* Your task *
Report, as a single figure, how many lines in the records below include "romano".

Collected data:
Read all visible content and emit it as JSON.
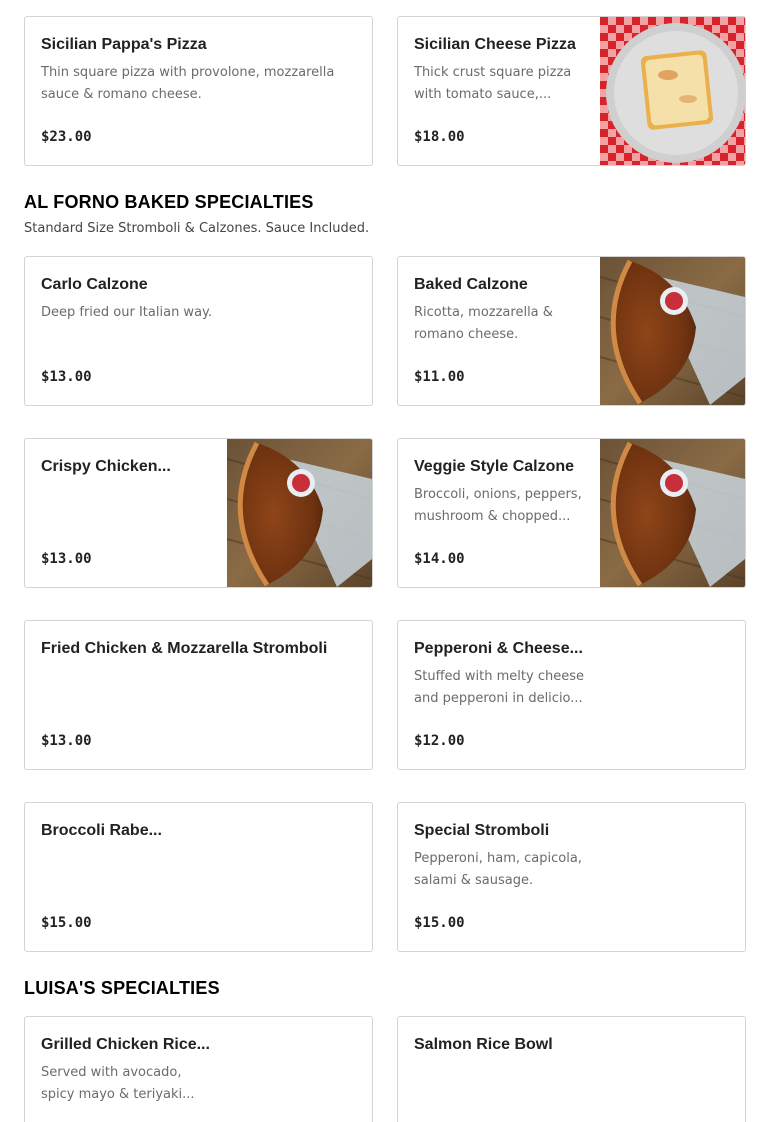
{
  "top_items": [
    {
      "name": "Sicilian Pappa's Pizza",
      "desc": "Thin square pizza with provolone, mozzarella sauce & romano cheese.",
      "price": "$23.00"
    },
    {
      "name": "Sicilian Cheese Pizza",
      "desc": "Thick crust square pizza with tomato sauce,...",
      "price": "$18.00",
      "image": "pizza-slice-image"
    }
  ],
  "al_forno": {
    "title": "AL FORNO BAKED SPECIALTIES",
    "subtitle": "Standard Size Stromboli & Calzones. Sauce Included.",
    "items": [
      {
        "name": "Carlo Calzone",
        "desc": "Deep fried our Italian way.",
        "price": "$13.00"
      },
      {
        "name": "Baked Calzone",
        "desc": "Ricotta, mozzarella & romano cheese.",
        "price": "$11.00",
        "image": "calzone-image"
      },
      {
        "name": "Crispy Chicken...",
        "desc": "",
        "price": "$13.00",
        "image": "calzone-image"
      },
      {
        "name": "Veggie Style Calzone",
        "desc": "Broccoli, onions, peppers, mushroom & chopped...",
        "price": "$14.00",
        "image": "calzone-image"
      },
      {
        "name": "Fried Chicken & Mozzarella Stromboli",
        "desc": "",
        "price": "$13.00"
      },
      {
        "name": "Pepperoni & Cheese...",
        "desc": "Stuffed with melty cheese and pepperoni in delicio...",
        "price": "$12.00"
      },
      {
        "name": "Broccoli Rabe...",
        "desc": "",
        "price": "$15.00"
      },
      {
        "name": "Special Stromboli",
        "desc": "Pepperoni, ham, capicola, salami & sausage.",
        "price": "$15.00"
      }
    ]
  },
  "luisas": {
    "title": "LUISA'S SPECIALTIES",
    "items": [
      {
        "name": "Grilled Chicken Rice...",
        "desc": "Served with avocado, spicy mayo & teriyaki..."
      },
      {
        "name": "Salmon Rice Bowl",
        "desc": ""
      }
    ]
  }
}
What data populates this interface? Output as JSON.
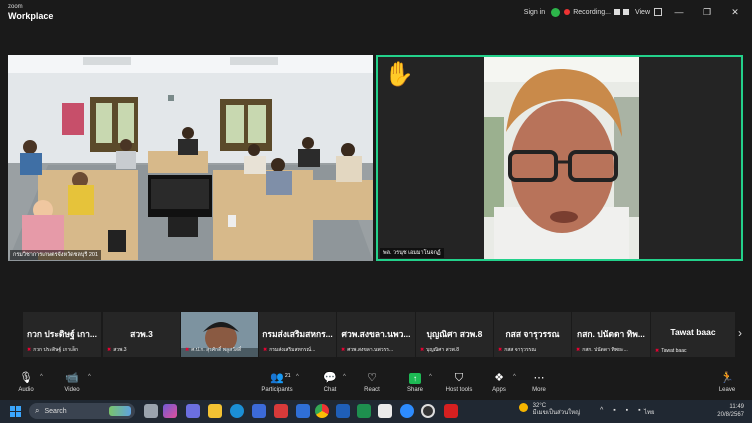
{
  "app": {
    "brand_line1": "zoom",
    "brand_line2": "Workplace"
  },
  "titlebar": {
    "signin": "Sign in",
    "recording": "Recording...",
    "view": "View"
  },
  "colors": {
    "active_speaker_border": "#23d18b",
    "muted_mic": "#e00033",
    "share_green": "#1db954",
    "leave_red": "#ff4d4d",
    "taskbar": "#202832"
  },
  "tiles": {
    "room_label": "กรมวิชาการเกษตรจังหวัดชลบุรี 201",
    "speaker_label": "พล. วรนุช เอมมาโนจกฏ์",
    "speaker_reaction": "✋"
  },
  "filmstrip": [
    {
      "name": "กวก ประดิษฐ์ เกา...",
      "sub": "กวก ประดิษฐ์ เกาเล็ก"
    },
    {
      "name": "สวพ.3",
      "sub": "สวพ.3"
    },
    {
      "name": "",
      "sub": "ศ.ป.ก. สุรศักดิ์ พลูสวัสดิ์"
    },
    {
      "name": "กรมส่งเสริมสหกร...",
      "sub": "กรมส่งเสริมสหกรณ์..."
    },
    {
      "name": "ศวพ.สงขลา.นพว...",
      "sub": "ศวพ.สงขลา.นพวรร..."
    },
    {
      "name": "บุญณิศา สวพ.8",
      "sub": "บุญณิศา สวพ.8"
    },
    {
      "name": "กสส จารุวรรณ",
      "sub": "กสส จารุวรรณ"
    },
    {
      "name": "กสก. ปนัดดา ทิพ...",
      "sub": "กสก. ปนัดดา ทิพยะ..."
    },
    {
      "name": "Tawat baac",
      "sub": "Tawat baac"
    }
  ],
  "toolbar": {
    "audio": "Audio",
    "video": "Video",
    "participants": "Participants",
    "participants_count": "21",
    "chat": "Chat",
    "react": "React",
    "share": "Share",
    "host_tools": "Host tools",
    "apps": "Apps",
    "more": "More",
    "leave": "Leave"
  },
  "taskbar": {
    "search_placeholder": "Search",
    "weather_temp": "32°C",
    "weather_desc": "มีเมฆเป็นส่วนใหญ่",
    "lang": "ไทย",
    "time": "11:49",
    "date": "20/8/2567"
  }
}
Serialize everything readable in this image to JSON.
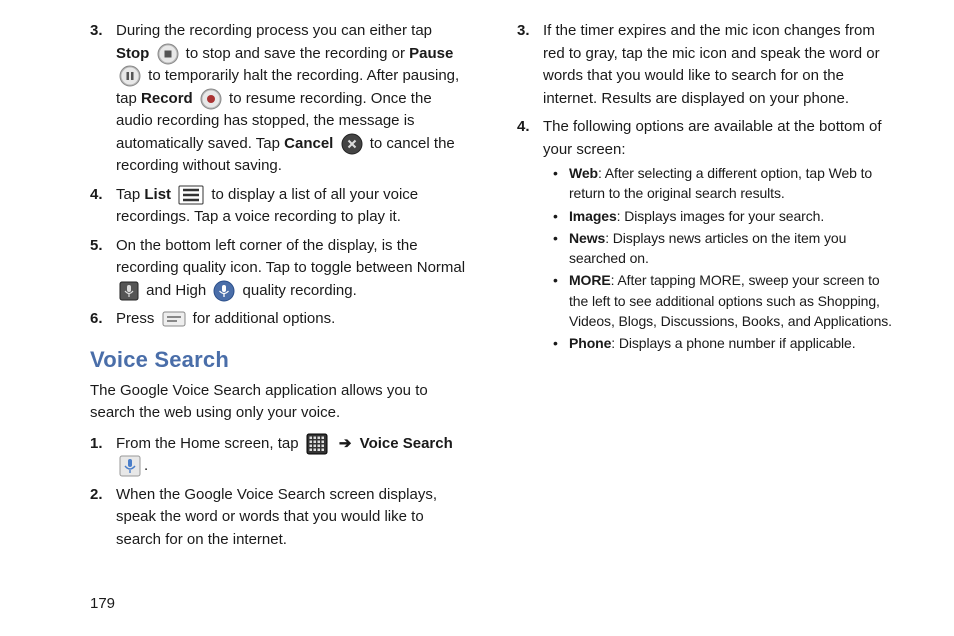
{
  "page_number": "179",
  "left": {
    "items": [
      {
        "num": "3.",
        "parts": [
          {
            "t": "During the recording process you can either tap "
          },
          {
            "bold": "Stop"
          },
          {
            "t": " "
          },
          {
            "icon": "stop-icon"
          },
          {
            "t": " to stop and save the recording or "
          },
          {
            "bold": "Pause"
          },
          {
            "t": " "
          },
          {
            "icon": "pause-icon"
          },
          {
            "t": " to temporarily halt the recording. After pausing, tap "
          },
          {
            "bold": "Record"
          },
          {
            "t": " "
          },
          {
            "icon": "record-icon"
          },
          {
            "t": " to resume recording. Once the audio recording has stopped, the message is automatically saved. Tap "
          },
          {
            "bold": "Cancel"
          },
          {
            "t": " "
          },
          {
            "icon": "cancel-icon"
          },
          {
            "t": " to cancel the recording without saving."
          }
        ]
      },
      {
        "num": "4.",
        "parts": [
          {
            "t": "Tap "
          },
          {
            "bold": "List"
          },
          {
            "t": " "
          },
          {
            "icon": "list-icon"
          },
          {
            "t": " to display a list of all your voice recordings. Tap a voice recording to play it."
          }
        ]
      },
      {
        "num": "5.",
        "parts": [
          {
            "t": "On the bottom left corner of the display, is the recording quality icon. Tap to toggle between Normal "
          },
          {
            "icon": "mic-normal-icon"
          },
          {
            "t": " and High "
          },
          {
            "icon": "mic-high-icon"
          },
          {
            "t": " quality recording."
          }
        ]
      },
      {
        "num": "6.",
        "parts": [
          {
            "t": "Press "
          },
          {
            "icon": "menu-icon"
          },
          {
            "t": " for additional options."
          }
        ]
      }
    ],
    "heading": "Voice Search",
    "lead": "The Google Voice Search application allows you to search the web using only your voice.",
    "items2": [
      {
        "num": "1.",
        "parts": [
          {
            "t": "From the Home screen, tap "
          },
          {
            "icon": "apps-icon"
          },
          {
            "t": " "
          },
          {
            "arrow": "➔"
          },
          {
            "t": " "
          },
          {
            "bold": "Voice Search"
          },
          {
            "t": " "
          },
          {
            "icon": "voice-search-icon"
          },
          {
            "t": "."
          }
        ]
      },
      {
        "num": "2.",
        "parts": [
          {
            "t": " When the Google Voice Search screen displays, speak the word or words that you would like to search for on the internet."
          }
        ]
      }
    ]
  },
  "right": {
    "items": [
      {
        "num": "3.",
        "parts": [
          {
            "t": "If the timer expires and the mic icon changes from red to gray, tap the mic icon and speak the word or words that you would like to search for on the internet.  Results are displayed on your phone."
          }
        ]
      },
      {
        "num": "4.",
        "parts": [
          {
            "t": "The following options are available at the bottom of your screen:"
          }
        ],
        "bullets": [
          {
            "label": "Web",
            "text": ": After selecting a different option, tap Web to return to the original search results."
          },
          {
            "label": "Images",
            "text": ": Displays images for your search."
          },
          {
            "label": "News",
            "text": ": Displays news articles on the item you searched on."
          },
          {
            "label": "MORE",
            "text": ": After tapping MORE, sweep your screen to the left to see additional options such as Shopping, Videos, Blogs, Discussions, Books, and Applications."
          },
          {
            "label": "Phone",
            "text": ": Displays a phone number if applicable."
          }
        ]
      }
    ]
  }
}
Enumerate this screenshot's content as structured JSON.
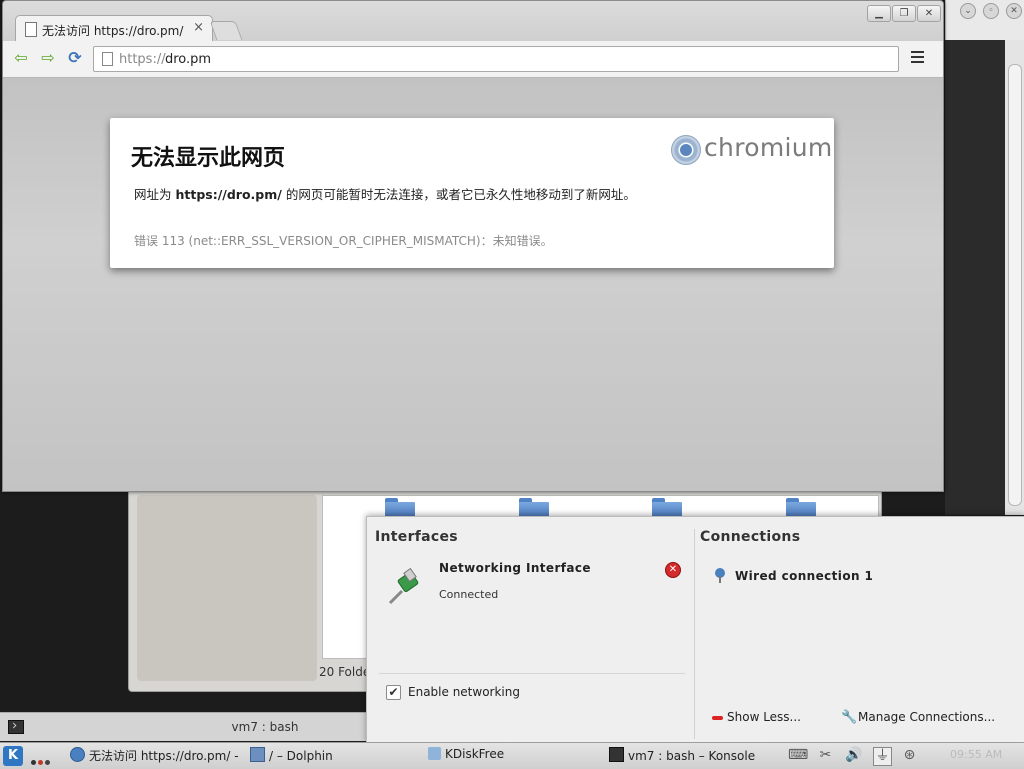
{
  "browser": {
    "tab_title": "无法访问 https://dro.pm/",
    "tab_close": "×",
    "url_scheme": "https://",
    "url_host": "dro.pm",
    "window_controls": [
      "▁",
      "❐",
      "✕"
    ]
  },
  "error_page": {
    "title": "无法显示此网页",
    "desc_prefix": "网址为 ",
    "desc_url": "https://dro.pm/",
    "desc_suffix": " 的网页可能暂时无法连接，或者它已永久性地移动到了新网址。",
    "error_code": "错误 113 (net::ERR_SSL_VERSION_OR_CIPHER_MISMATCH)：未知错误。",
    "brand": "chromium"
  },
  "dolphin": {
    "status": "20 Folde"
  },
  "konsole_bar": {
    "title": "vm7 : bash"
  },
  "network_popup": {
    "interfaces_title": "Interfaces",
    "connections_title": "Connections",
    "interface_name": "Networking Interface",
    "interface_status": "Connected",
    "enable_networking": "Enable networking",
    "wired_connection": "Wired connection 1",
    "show_less": "Show Less...",
    "manage_connections": "Manage Connections..."
  },
  "taskbar": {
    "kmenu": "K",
    "tasks": [
      {
        "label": "无法访问 https://dro.pm/ -",
        "icon": "chromium-icon"
      },
      {
        "label": "/ – Dolphin",
        "icon": "dolphin-icon"
      },
      {
        "label": "KDiskFree",
        "icon": "kdiskfree-icon"
      },
      {
        "label": "vm7 : bash – Konsole",
        "icon": "konsole-icon"
      }
    ],
    "tray_icons": [
      "keyboard-icon",
      "klipper-icon",
      "volume-icon",
      "network-icon",
      "update-icon"
    ],
    "clock": "09:55 AM"
  },
  "colors": {
    "accent": "#2f77c3",
    "nav_green": "#5ca629",
    "error_red": "#d32b2b"
  }
}
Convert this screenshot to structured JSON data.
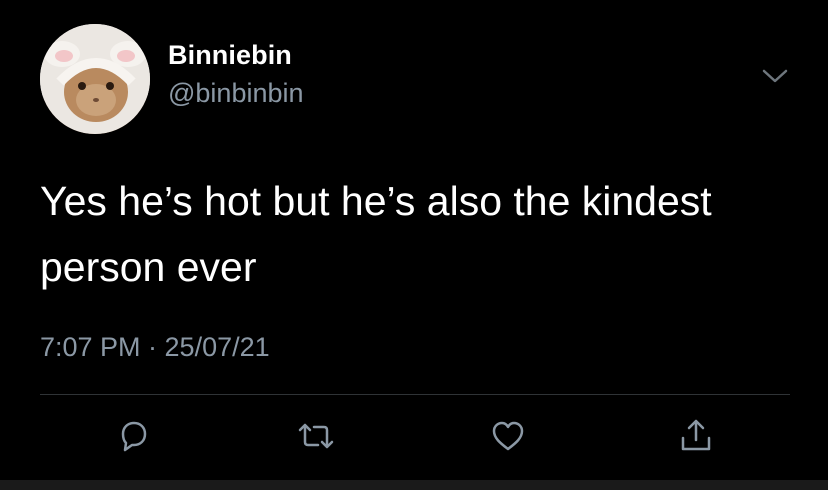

* Task answer *
2